The advertisement watchdog has been forced into action after the controversial 'Are you Beach Body ready' campaign went live last year across the UK.
The ad featured a black and white, svelte-yet-curvy, fair-haired and fair-skinned woman in a bright yellow bikini. Her hair is long and lush, her lips full, and her waist is tiny. Next to her is the simple question — 'Are you Beach Body ready?'.
It was eventually banned and voted the worst advert of 2015 due to the number of concerned members of the public who not only voiced their opinions on bikini clad model, but some even vandalized the posters they saw on public transport.
Many concerned citizens also discussed their outrage on social media, calling the advert "offensive" and "unnecessary".
The ASA has recognized that adverts such as this as well as others do have the ability to cause gender stereotyping and as a result are investigating the issue.
A spokesperson for the ASA said: "The objectification and sexualization of women in ads, presenting an idealized or unrealistic body image, the mocking of women and men in non-stereotypical roles, the reinforcement of stereotyped views of gender roles, and gender-specific marketing to children are all issues that have gained considerable public interest. Anyone who wishes to submit evidence or comments on the issue is invited to email firstname.lastname@example.org."
The ASA is not the only concerned group, feminist organization Beauty vs Women is very involved in campaigning to raise awareness of the harms of adverts such as Protein World "Beach Body Ready" last year. The feminist organization responded directly to the company and submitted a compliant to ASA.

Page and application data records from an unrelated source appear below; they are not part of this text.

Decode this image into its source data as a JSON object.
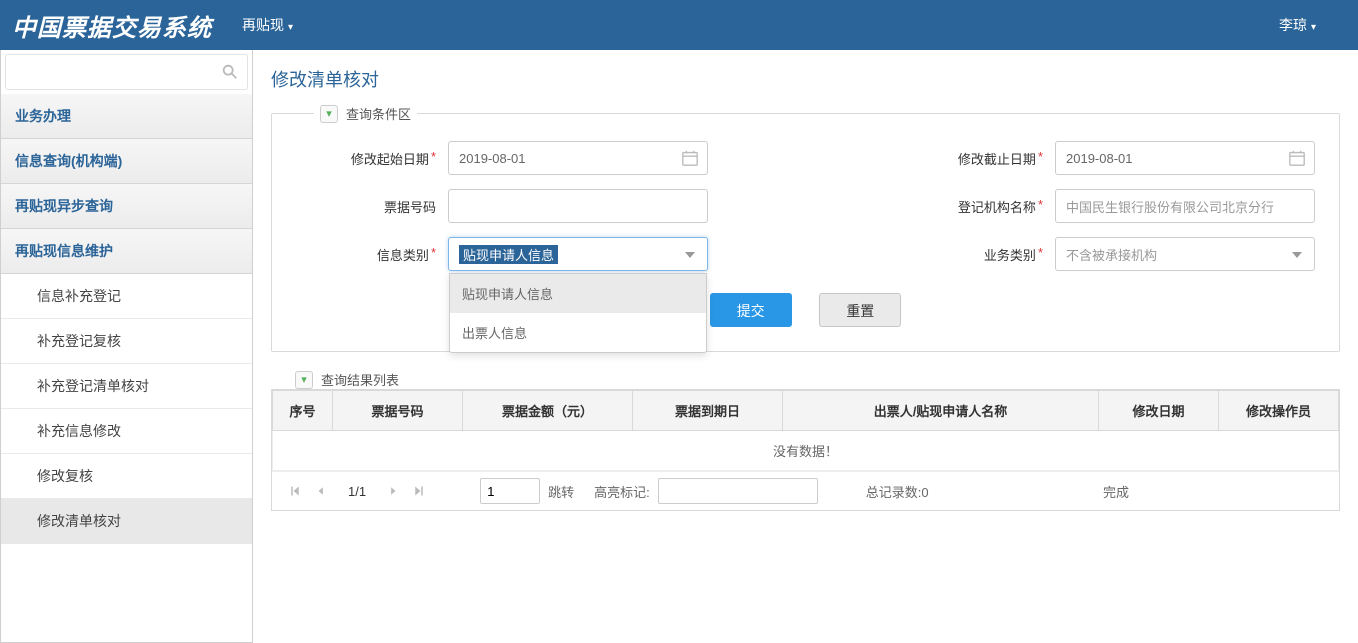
{
  "header": {
    "system_title": "中国票据交易系统",
    "nav_item": "再贴现",
    "username": "李琼"
  },
  "sidebar": {
    "groups": [
      {
        "label": "业务办理"
      },
      {
        "label": "信息查询(机构端)"
      },
      {
        "label": "再贴现异步查询"
      },
      {
        "label": "再贴现信息维护",
        "expanded": true
      }
    ],
    "items": [
      {
        "label": "信息补充登记"
      },
      {
        "label": "补充登记复核"
      },
      {
        "label": "补充登记清单核对"
      },
      {
        "label": "补充信息修改"
      },
      {
        "label": "修改复核"
      },
      {
        "label": "修改清单核对",
        "active": true
      }
    ]
  },
  "page": {
    "title": "修改清单核对"
  },
  "panels": {
    "query": "查询条件区",
    "result": "查询结果列表"
  },
  "form": {
    "start_date": {
      "label": "修改起始日期",
      "value": "2019-08-01"
    },
    "end_date": {
      "label": "修改截止日期",
      "value": "2019-08-01"
    },
    "bill_no": {
      "label": "票据号码",
      "value": ""
    },
    "org_name": {
      "label": "登记机构名称",
      "value": "中国民生银行股份有限公司北京分行"
    },
    "info_type": {
      "label": "信息类别",
      "value": "贴现申请人信息",
      "options": [
        "贴现申请人信息",
        "出票人信息"
      ]
    },
    "biz_type": {
      "label": "业务类别",
      "value": "不含被承接机构"
    }
  },
  "buttons": {
    "submit": "提交",
    "reset": "重置",
    "jump": "跳转"
  },
  "table": {
    "columns": [
      "序号",
      "票据号码",
      "票据金额（元）",
      "票据到期日",
      "出票人/贴现申请人名称",
      "修改日期",
      "修改操作员"
    ],
    "nodata": "没有数据！"
  },
  "pager": {
    "page_display": "1/1",
    "page_input": "1",
    "highlight_label": "高亮标记:",
    "total_label": "总记录数:0",
    "status": "完成"
  }
}
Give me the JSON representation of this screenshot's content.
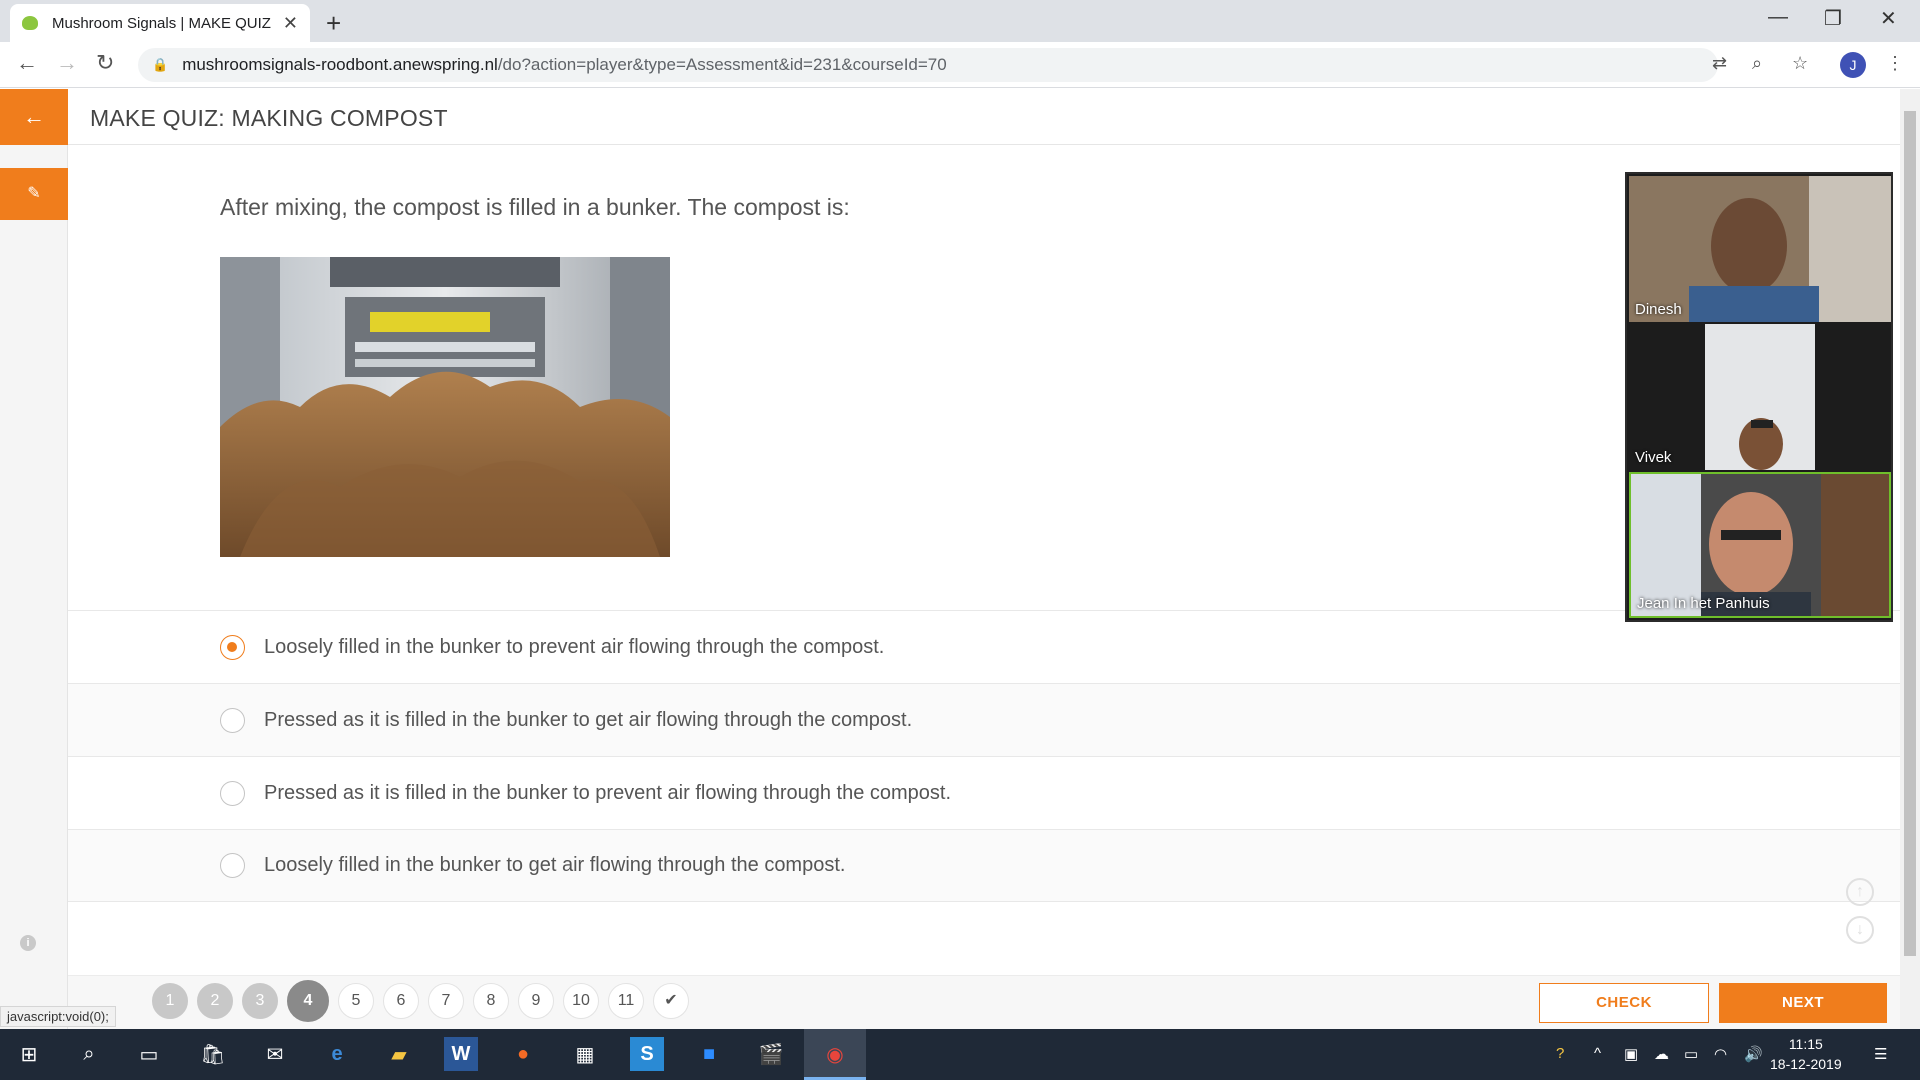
{
  "browser": {
    "tab_title": "Mushroom Signals | MAKE QUIZ",
    "url_domain": "mushroomsignals-roodbont.anewspring.nl",
    "url_path": "/do?action=player&type=Assessment&id=231&courseId=70",
    "profile_initial": "J",
    "status_link": "javascript:void(0);"
  },
  "page": {
    "title": "MAKE QUIZ: MAKING COMPOST",
    "question": "After mixing, the compost is filled in a bunker. The compost is:"
  },
  "answers": [
    {
      "text": "Loosely filled in the bunker to prevent air flowing through the compost.",
      "selected": true
    },
    {
      "text": "Pressed as it is filled in the bunker to get air flowing through the compost.",
      "selected": false
    },
    {
      "text": "Pressed as it is filled in the bunker to prevent air flowing through the compost.",
      "selected": false
    },
    {
      "text": "Loosely filled in the bunker to get air flowing through the compost.",
      "selected": false
    }
  ],
  "pager": {
    "pages": [
      "1",
      "2",
      "3",
      "4",
      "5",
      "6",
      "7",
      "8",
      "9",
      "10",
      "11"
    ],
    "current": "4",
    "finish_icon": "check-icon"
  },
  "buttons": {
    "check": "CHECK",
    "next": "NEXT"
  },
  "video_call": {
    "participants": [
      "Dinesh",
      "Vivek",
      "Jean In het Panhuis"
    ]
  },
  "taskbar": {
    "time": "11:15",
    "date": "18-12-2019"
  },
  "colors": {
    "accent": "#f07d1c",
    "taskbar": "#1f2937"
  }
}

Samantha Pay is a Domestic Violence & Abuse Counselor and Founder of The Beauty vs Women Project, a project highlighting and campaigning against the discriminatory use of and sexist depictions of female beauty and violence against women. Pay is also the Co-Leader of The Women’s Equality Party VAWG policy group.
In an interview with Sputnik news she said: "The evidence is very clear that idealized media images have a negative effect on a significant majority of adolescent girls and women, and this starts from an early age. A recent WHO report stated that suicide is now the biggest killer of teenage girls worldwide and professionals are linking this to 'beauty and sexual pressure young girls are struggling to cope with'. Further to this the Home Office Review stated 'Adolescent girls exposed to adverts featuring idealized women have significantly higher state depression and low self-esteem."

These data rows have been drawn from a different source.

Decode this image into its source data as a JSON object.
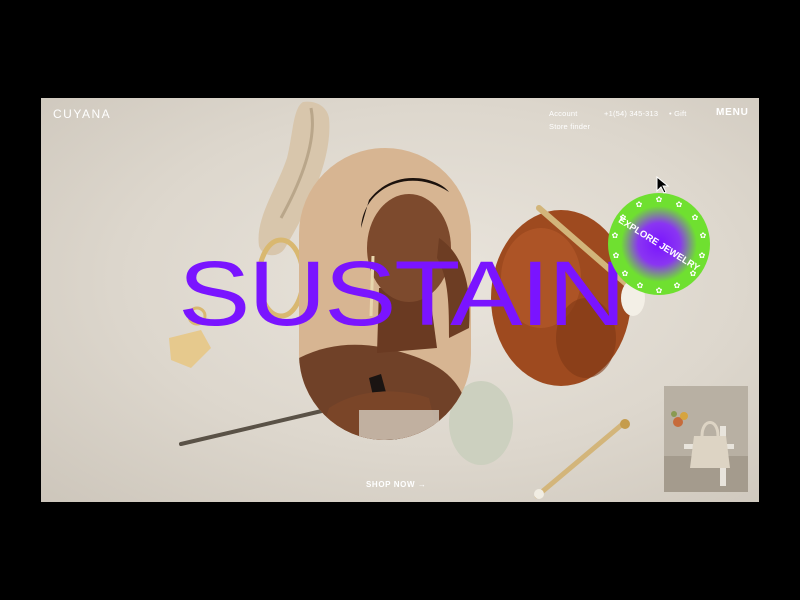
{
  "brand": {
    "logo": "CUYANA"
  },
  "header": {
    "account": "Account",
    "store_finder": "Store finder",
    "phone": "+1(54) 345-313",
    "gift": "• Gift",
    "menu": "MENU"
  },
  "hero": {
    "headline": "SUSTAIN",
    "badge_text": "EXPLORE JEWELRY",
    "cta": "SHOP NOW →"
  },
  "colors": {
    "accent": "#7a14ff",
    "badge_green": "#6fe030",
    "background": "#e3ded6",
    "frame": "#000000"
  },
  "icons": [
    "cursor-icon",
    "flower-icon"
  ]
}
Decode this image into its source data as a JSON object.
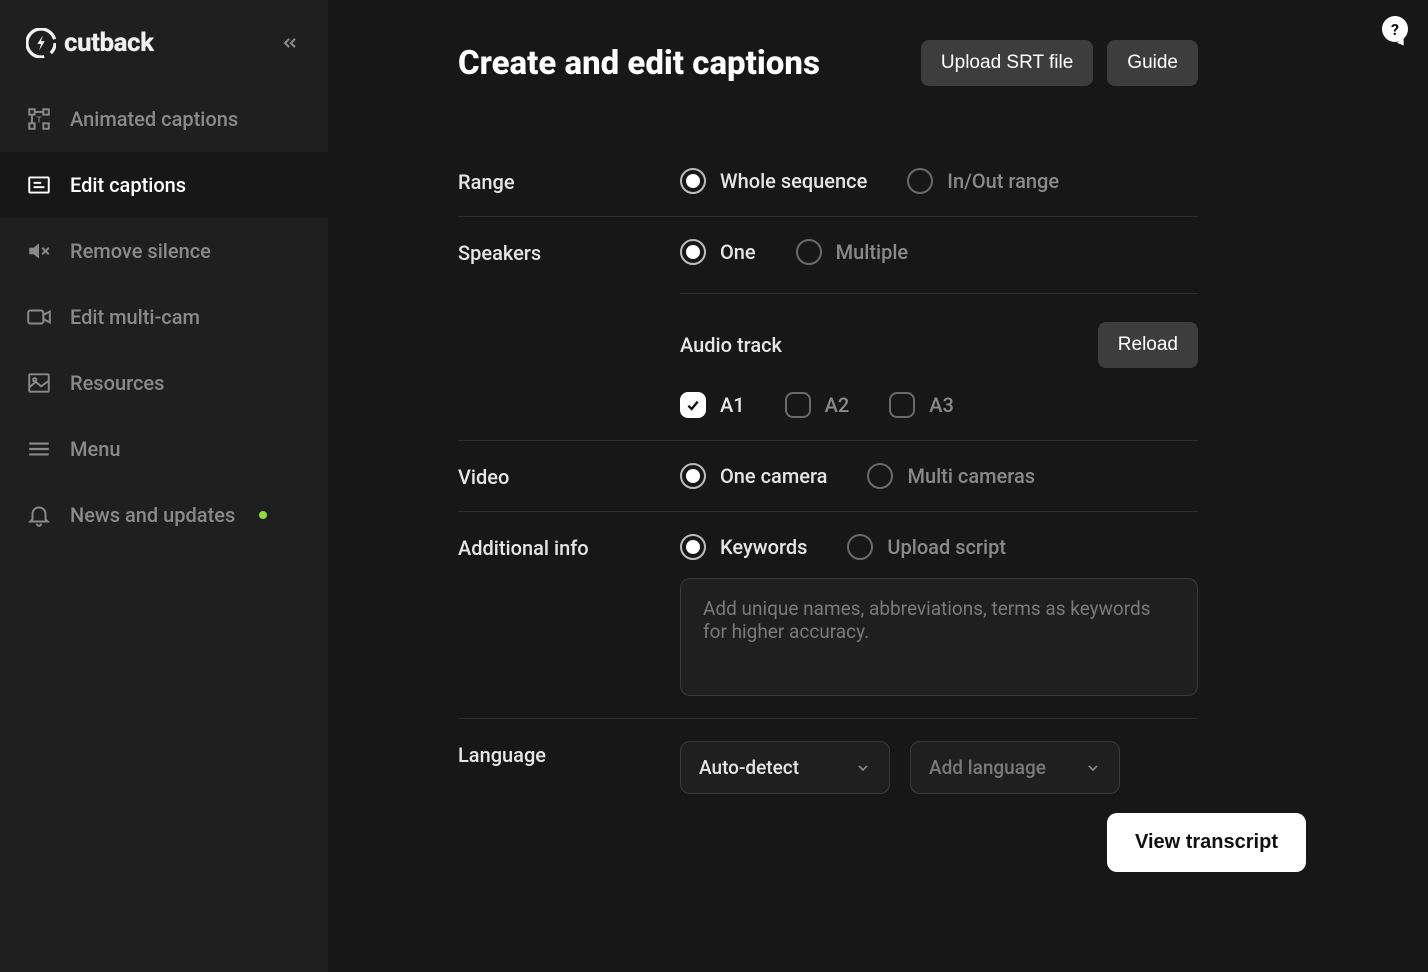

Beauty vs Women have welcomed the ASA inquiry into the prevalence of negative gender stereotyping in ads and will be contributing to their work to find out more about these issues. However, they do believe that more can be done.
"We can begin to pay attention to the cultural landscape around us that presents us with sexism and media that is degrading to women and girls. We can encourage young people to feel heard about their experiences of sexism and get involved with local initiatives, especially within schools to raise awareness about sexist stereotyping and its links with harmful and abusive relationships," Pay said.
"We can ask local shops to rethink their adverts and presentations that denote sexist presentations of women and girls, such as gendered pink and blue aisles and items marked for 'girls' and for 'boys'."